AHMEDABAD, India — Intestinal disease is one of the major contributors to death in the developing world, but with better vaccination methods and increased hospital availability, some people may wonder why this is such a huge issue. In India, and other densely populated developing countries such as itself, much of this problem is the result of individuals urinating and defecating on public streets.
While there are many public toilets available, much of the public views them as unsanitary and instead choose to squat in areas far from their homes. In an attempt to reduce the risk of disease and infection, leaders in the city of Ahmedabad have come up with an interesting plan that is showing a lot of promise.
Under the leadership of prime minister Narendra Modi, India has begun a cleanliness drive and while much of this applies to the removal of trash from streets and decreased air pollution, it also accounts for public urination and defecation. Ahmedabad is one of the more densely populated areas in north India and has become the first in the nation to try a technique of incentivized toilet usage.
To prevent public defecation, officials in India will be engaging in paid potty training by giving a rupee every time someone utilizes a public bathroom. Officials will be present around all of the over 300 public restroom in Ahmedabad and will be making sure all of the individuals who use the toilets are rewarded.
The bathrooms will be maintained and kept clean so as to avoid the fear of disease, this will increase visitation as well as create jobs in the city. Officials will also be on the lookout for any repeat offenders who choose to use the street instead of the restrooms. These individuals will be fined and “strongly encouraged” to utilize the facilities provided by the government.
A similar idea was presented in Katmandu a few years earlier and proved to be a great success. With UNICEF reporting that over half of India’s population is defecating in the open, this is clearly a problem which needs a strong solution. Many diseases can stem from coming in contact with fecal matter, authorities are doing their best to control any contact that humans may have with it but they cannot do anything about it entering the water supply and in turn causing even more issues.
This rupee reward system has been proving to work well and Ahmedabad seems to be seeing a difference in the attendance of their public restrooms. Officials will soon be sending out inspectors to each of the facilities to ensure cleanliness and inspect some of the more impoverished areas to see if there is any noticeable difference.

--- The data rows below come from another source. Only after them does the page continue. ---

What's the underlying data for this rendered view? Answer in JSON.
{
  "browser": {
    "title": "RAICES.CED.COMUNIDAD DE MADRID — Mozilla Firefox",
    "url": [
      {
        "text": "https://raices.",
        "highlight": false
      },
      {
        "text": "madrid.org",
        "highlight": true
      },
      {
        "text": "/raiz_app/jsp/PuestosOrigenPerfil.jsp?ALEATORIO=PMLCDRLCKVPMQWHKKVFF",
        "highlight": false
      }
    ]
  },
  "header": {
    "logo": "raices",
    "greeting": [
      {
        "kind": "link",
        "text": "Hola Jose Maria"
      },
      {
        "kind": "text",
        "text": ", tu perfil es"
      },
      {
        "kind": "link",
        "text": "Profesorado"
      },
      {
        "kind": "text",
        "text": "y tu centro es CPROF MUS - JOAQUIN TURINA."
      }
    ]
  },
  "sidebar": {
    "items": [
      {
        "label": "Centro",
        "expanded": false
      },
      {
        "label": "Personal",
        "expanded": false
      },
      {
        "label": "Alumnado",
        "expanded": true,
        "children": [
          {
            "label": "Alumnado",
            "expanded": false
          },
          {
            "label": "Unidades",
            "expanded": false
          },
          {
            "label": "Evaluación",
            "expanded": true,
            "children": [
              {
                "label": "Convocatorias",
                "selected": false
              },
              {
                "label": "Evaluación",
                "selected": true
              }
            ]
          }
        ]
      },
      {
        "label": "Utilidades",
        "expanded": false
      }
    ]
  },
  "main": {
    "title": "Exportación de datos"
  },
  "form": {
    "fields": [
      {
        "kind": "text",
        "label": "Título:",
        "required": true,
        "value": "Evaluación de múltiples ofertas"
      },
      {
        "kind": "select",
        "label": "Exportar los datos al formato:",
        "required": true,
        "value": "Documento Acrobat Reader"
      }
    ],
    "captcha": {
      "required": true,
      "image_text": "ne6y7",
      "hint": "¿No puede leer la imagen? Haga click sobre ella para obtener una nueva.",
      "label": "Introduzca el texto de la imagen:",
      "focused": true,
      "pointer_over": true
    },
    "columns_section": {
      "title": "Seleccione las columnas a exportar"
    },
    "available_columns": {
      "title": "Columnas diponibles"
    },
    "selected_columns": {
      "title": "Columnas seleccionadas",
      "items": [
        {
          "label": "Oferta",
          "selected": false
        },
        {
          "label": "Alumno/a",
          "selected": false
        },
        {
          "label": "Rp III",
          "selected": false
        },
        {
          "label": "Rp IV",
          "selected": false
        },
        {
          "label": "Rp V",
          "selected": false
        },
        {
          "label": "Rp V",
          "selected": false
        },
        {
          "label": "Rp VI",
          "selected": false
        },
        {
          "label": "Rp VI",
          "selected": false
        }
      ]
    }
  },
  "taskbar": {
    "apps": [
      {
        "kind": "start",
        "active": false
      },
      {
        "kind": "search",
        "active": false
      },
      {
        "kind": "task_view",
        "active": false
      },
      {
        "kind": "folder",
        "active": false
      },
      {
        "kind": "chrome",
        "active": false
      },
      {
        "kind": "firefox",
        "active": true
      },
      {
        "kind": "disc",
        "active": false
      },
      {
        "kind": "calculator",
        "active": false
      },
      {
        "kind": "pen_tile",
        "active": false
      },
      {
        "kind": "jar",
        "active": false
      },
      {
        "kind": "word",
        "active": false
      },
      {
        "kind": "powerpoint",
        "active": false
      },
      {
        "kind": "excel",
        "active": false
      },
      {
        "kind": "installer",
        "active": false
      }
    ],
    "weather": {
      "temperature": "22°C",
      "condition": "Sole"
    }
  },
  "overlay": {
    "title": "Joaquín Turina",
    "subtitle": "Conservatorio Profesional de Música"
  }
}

While this is a story that has appeared on all media frames, with attention from comedian Jimmy Fallon who made a brilliant advertising campaign for this plan, it is something which should be taken seriously as a great step towards a positive and cleaner future for India.
– Sumita Tellakat
Sources: TIME, Business Insider